The remarkable, amusing and inspiring adventures of a Canadian couple who make a year-long attempt to eat foods grown and produced within a 100-mile radius of their apartment.
When Alisa Smith and James MacKinnon learned that the average ingredient in a North American meal travels 1,500 miles from farm to plate, they decided to launch a simple experiment to reconnect with the people and places that produced what they ate. For one year, they would only consume food that came from within a 100-mile radius of their Vancouver apartment. The 100-Mile Diet was born.
The couple’s discoveries sometimes shook their resolve. It would be a year without sugar, Cheerios, olive oil, rice, Pizza Pops, beer, and much, much more. Yet local eating has turned out to be a life lesson in pleasures that are always close at hand. They met the revolutionary farmers and modern-day hunter-gatherers who are changing the way we think about food. They got personal with issues ranging from global economics to biodiversity. They called on the wisdom of grandmothers, and immersed themselves in the seasons. They discovered a host of new flavours, from gooseberry wine to sunchokes to turnip sandwiches, foods that they never would have guessed were on their doorstep.
The 100-Mile Diet struck a deeper chord than anyone could have predicted, attracting media and grassroots interest that spanned the globe. The 100-Mile Diet: A Year of Local Eating tells the full story, from the insights to the kitchen disasters, as the authors transform from megamart shoppers to self-sufficient urban pioneers. The 100-Mile Diet is a pathway home for anybody, anywhere.
Call me naive, but I never knew that flour would be struck from our 100-Mile Diet. Wheat products are just so ubiquitous, “the staff of life,” that I had hazily imagined the stuff must be grown everywhere. But of course: I had never seen a field of wheat anywhere close to Vancouver, and my mental images of late-afternoon light falling on golden fields of grain were all from my childhood on the Canadian prairies. What I was able to find was Anita’s Organic Grain & Flour Mill, about 60 miles up the Fraser River valley. I called, and learned that Anita’s nearest grain suppliers were at least 800 miles away by road. She sounded sorry for me. Would it be a year until I tasted a pie?

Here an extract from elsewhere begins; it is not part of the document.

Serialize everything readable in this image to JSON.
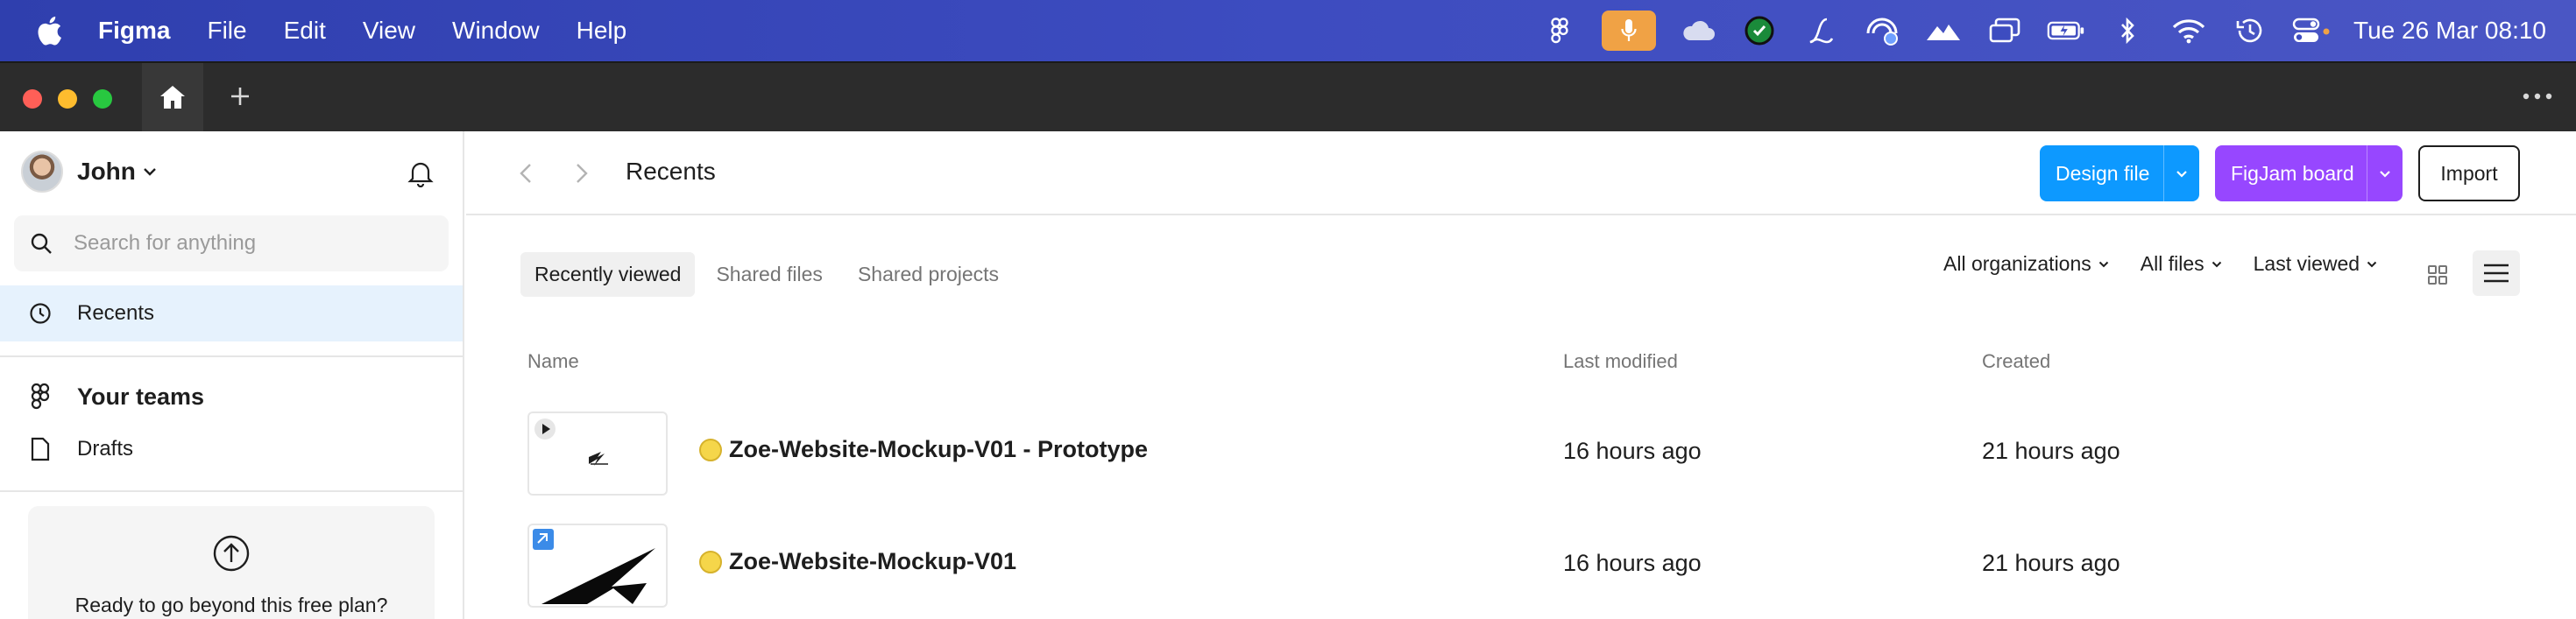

—From The 100-Mile Diet
Freelance journalist Smith and MacKinnon (Dead Man in Paradise) recount their yearlong experiment of living on a diet of foods grown within 100 miles of their home in Vancouver, B.C. They forgo foods such as oil and salt when they realize these common staples, among many other food sources, travel great distances before reaching one's supermarket. They discuss the challenges and sacrifices they endure as they commit themselves to a philosophy of living on locally grown produce and a way of life radically different from what they had known. While this is an illuminating story, many issues are not addressed, such as the impact of this diet on one's health and one's wallet and whether it would be possible for an ordinary family to engage in such a way of life. Nevertheless, this is an eye-opening account and a good read about the couple's particular experience. Academic studies, historical research, and primary sources enrich their memoir, which includes references to biologist Edward O. Wilson's The Diversity of Lifeand Eric Schlosser's Fast Food Nation. An acknowledgments section is provided; however, a bibliography would have been more useful. Recommended for public libraries.